[ASSIGNMENT] Your response should consist of the records below, repeated exactly.

Data records for software interfaces
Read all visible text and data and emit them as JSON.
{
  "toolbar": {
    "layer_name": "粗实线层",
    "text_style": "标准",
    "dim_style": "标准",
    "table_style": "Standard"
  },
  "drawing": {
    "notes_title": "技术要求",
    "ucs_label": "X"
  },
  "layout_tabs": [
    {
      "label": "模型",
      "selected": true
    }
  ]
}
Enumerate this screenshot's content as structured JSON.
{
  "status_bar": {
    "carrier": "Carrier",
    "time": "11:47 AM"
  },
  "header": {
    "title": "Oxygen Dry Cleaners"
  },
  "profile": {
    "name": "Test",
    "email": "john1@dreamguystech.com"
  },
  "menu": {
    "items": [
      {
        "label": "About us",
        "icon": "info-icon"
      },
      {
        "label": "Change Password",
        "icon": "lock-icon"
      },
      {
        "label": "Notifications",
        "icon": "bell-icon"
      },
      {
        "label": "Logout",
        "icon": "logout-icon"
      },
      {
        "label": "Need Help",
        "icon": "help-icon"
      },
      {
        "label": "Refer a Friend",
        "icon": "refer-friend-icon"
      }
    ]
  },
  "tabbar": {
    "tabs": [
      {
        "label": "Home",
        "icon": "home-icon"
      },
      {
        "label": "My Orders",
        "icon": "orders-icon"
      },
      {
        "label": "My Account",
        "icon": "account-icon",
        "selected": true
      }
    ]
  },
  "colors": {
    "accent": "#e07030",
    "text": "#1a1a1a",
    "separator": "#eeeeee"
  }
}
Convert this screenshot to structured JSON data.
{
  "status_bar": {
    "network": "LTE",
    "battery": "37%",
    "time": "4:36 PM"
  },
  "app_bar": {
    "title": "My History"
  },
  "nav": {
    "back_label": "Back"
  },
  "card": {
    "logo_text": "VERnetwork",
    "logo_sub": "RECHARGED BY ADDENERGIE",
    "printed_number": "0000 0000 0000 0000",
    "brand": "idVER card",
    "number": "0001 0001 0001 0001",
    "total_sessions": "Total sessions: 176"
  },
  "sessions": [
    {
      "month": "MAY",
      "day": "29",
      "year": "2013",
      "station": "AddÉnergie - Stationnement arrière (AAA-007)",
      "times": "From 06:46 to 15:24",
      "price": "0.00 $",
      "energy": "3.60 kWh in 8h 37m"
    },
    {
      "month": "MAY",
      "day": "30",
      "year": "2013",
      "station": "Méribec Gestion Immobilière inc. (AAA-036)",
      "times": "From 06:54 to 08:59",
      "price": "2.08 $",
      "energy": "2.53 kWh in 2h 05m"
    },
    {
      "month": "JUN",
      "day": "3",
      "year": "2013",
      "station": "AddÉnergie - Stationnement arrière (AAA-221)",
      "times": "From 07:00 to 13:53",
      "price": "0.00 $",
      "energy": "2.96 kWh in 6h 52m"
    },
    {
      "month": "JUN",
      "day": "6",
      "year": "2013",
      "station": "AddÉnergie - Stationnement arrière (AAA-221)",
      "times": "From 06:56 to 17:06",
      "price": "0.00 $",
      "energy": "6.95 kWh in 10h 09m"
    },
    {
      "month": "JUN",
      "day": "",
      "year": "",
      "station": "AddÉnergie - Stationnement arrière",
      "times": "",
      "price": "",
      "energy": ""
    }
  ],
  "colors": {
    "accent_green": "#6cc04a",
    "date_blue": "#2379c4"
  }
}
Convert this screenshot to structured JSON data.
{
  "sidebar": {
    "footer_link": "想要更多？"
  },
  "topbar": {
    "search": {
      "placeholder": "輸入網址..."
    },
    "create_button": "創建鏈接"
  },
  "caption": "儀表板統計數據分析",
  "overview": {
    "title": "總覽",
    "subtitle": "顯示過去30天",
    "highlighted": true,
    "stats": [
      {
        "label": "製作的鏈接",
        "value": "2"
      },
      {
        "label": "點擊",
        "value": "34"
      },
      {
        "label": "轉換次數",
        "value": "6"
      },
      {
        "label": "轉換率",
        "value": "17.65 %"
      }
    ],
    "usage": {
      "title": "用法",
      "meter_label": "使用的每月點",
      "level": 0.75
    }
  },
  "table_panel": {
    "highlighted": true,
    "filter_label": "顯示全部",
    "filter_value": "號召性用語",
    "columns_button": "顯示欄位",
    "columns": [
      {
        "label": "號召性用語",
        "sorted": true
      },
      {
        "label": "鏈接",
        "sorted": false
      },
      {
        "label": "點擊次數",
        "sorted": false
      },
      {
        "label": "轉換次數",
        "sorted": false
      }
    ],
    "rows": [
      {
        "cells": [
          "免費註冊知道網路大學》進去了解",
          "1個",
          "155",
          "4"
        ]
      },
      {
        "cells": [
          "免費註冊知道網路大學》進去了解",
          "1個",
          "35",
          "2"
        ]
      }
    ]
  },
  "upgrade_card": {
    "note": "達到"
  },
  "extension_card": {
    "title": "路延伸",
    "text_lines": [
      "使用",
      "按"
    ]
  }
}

[EXPECTED ANSWER]
Read all visible text and data and emit them as JSON.
{
  "toolbar": {
    "layer_name": "粗实线层",
    "text_style": "标准",
    "dim_style": "标准",
    "table_style": "Standard"
  },
  "drawing": {
    "notes_title": "技术要求",
    "ucs_label": "X"
  },
  "layout_tabs": [
    {
      "label": "模型",
      "selected": true
    }
  ]
}
Enumerate this screenshot's content as structured JSON.
{
  "status_bar": {
    "carrier": "Carrier",
    "time": "11:47 AM"
  },
  "header": {
    "title": "Oxygen Dry Cleaners"
  },
  "profile": {
    "name": "Test",
    "email": "john1@dreamguystech.com"
  },
  "menu": {
    "items": [
      {
        "label": "About us",
        "icon": "info-icon"
      },
      {
        "label": "Change Password",
        "icon": "lock-icon"
      },
      {
        "label": "Notifications",
        "icon": "bell-icon"
      },
      {
        "label": "Logout",
        "icon": "logout-icon"
      },
      {
        "label": "Need Help",
        "icon": "help-icon"
      },
      {
        "label": "Refer a Friend",
        "icon": "refer-friend-icon"
      }
    ]
  },
  "tabbar": {
    "tabs": [
      {
        "label": "Home",
        "icon": "home-icon"
      },
      {
        "label": "My Orders",
        "icon": "orders-icon"
      },
      {
        "label": "My Account",
        "icon": "account-icon",
        "selected": true
      }
    ]
  },
  "colors": {
    "accent": "#e07030",
    "text": "#1a1a1a",
    "separator": "#eeeeee"
  }
}
Convert this screenshot to structured JSON data.
{
  "status_bar": {
    "network": "LTE",
    "battery": "37%",
    "time": "4:36 PM"
  },
  "app_bar": {
    "title": "My History"
  },
  "nav": {
    "back_label": "Back"
  },
  "card": {
    "logo_text": "VERnetwork",
    "logo_sub": "RECHARGED BY ADDENERGIE",
    "printed_number": "0000 0000 0000 0000",
    "brand": "idVER card",
    "number": "0001 0001 0001 0001",
    "total_sessions": "Total sessions: 176"
  },
  "sessions": [
    {
      "month": "MAY",
      "day": "29",
      "year": "2013",
      "station": "AddÉnergie - Stationnement arrière (AAA-007)",
      "times": "From 06:46 to 15:24",
      "price": "0.00 $",
      "energy": "3.60 kWh in 8h 37m"
    },
    {
      "month": "MAY",
      "day": "30",
      "year": "2013",
      "station": "Méribec Gestion Immobilière inc. (AAA-036)",
      "times": "From 06:54 to 08:59",
      "price": "2.08 $",
      "energy": "2.53 kWh in 2h 05m"
    },
    {
      "month": "JUN",
      "day": "3",
      "year": "2013",
      "station": "AddÉnergie - Stationnement arrière (AAA-221)",
      "times": "From 07:00 to 13:53",
      "price": "0.00 $",
      "energy": "2.96 kWh in 6h 52m"
    },
    {
      "month": "JUN",
      "day": "6",
      "year": "2013",
      "station": "AddÉnergie - Stationnement arrière (AAA-221)",
      "times": "From 06:56 to 17:06",
      "price": "0.00 $",
      "energy": "6.95 kWh in 10h 09m"
    },
    {
      "month": "JUN",
      "day": "",
      "year": "",
      "station": "AddÉnergie - Stationnement arrière",
      "times": "",
      "price": "",
      "energy": ""
    }
  ],
  "colors": {
    "accent_green": "#6cc04a",
    "date_blue": "#2379c4"
  }
}
Convert this screenshot to structured JSON data.
{
  "sidebar": {
    "footer_link": "想要更多？"
  },
  "topbar": {
    "search": {
      "placeholder": "輸入網址..."
    },
    "create_button": "創建鏈接"
  },
  "caption": "儀表板統計數據分析",
  "overview": {
    "title": "總覽",
    "subtitle": "顯示過去30天",
    "highlighted": true,
    "stats": [
      {
        "label": "製作的鏈接",
        "value": "2"
      },
      {
        "label": "點擊",
        "value": "34"
      },
      {
        "label": "轉換次數",
        "value": "6"
      },
      {
        "label": "轉換率",
        "value": "17.65 %"
      }
    ],
    "usage": {
      "title": "用法",
      "meter_label": "使用的每月點",
      "level": 0.75
    }
  },
  "table_panel": {
    "highlighted": true,
    "filter_label": "顯示全部",
    "filter_value": "號召性用語",
    "columns_button": "顯示欄位",
    "columns": [
      {
        "label": "號召性用語",
        "sorted": true
      },
      {
        "label": "鏈接",
        "sorted": false
      },
      {
        "label": "點擊次數",
        "sorted": false
      },
      {
        "label": "轉換次數",
        "sorted": false
      }
    ],
    "rows": [
      {
        "cells": [
          "免費註冊知道網路大學》進去了解",
          "1個",
          "155",
          "4"
        ]
      },
      {
        "cells": [
          "免費註冊知道網路大學》進去了解",
          "1個",
          "35",
          "2"
        ]
      }
    ]
  },
  "upgrade_card": {
    "note": "達到"
  },
  "extension_card": {
    "title": "路延伸",
    "text_lines": [
      "使用",
      "按"
    ]
  }
}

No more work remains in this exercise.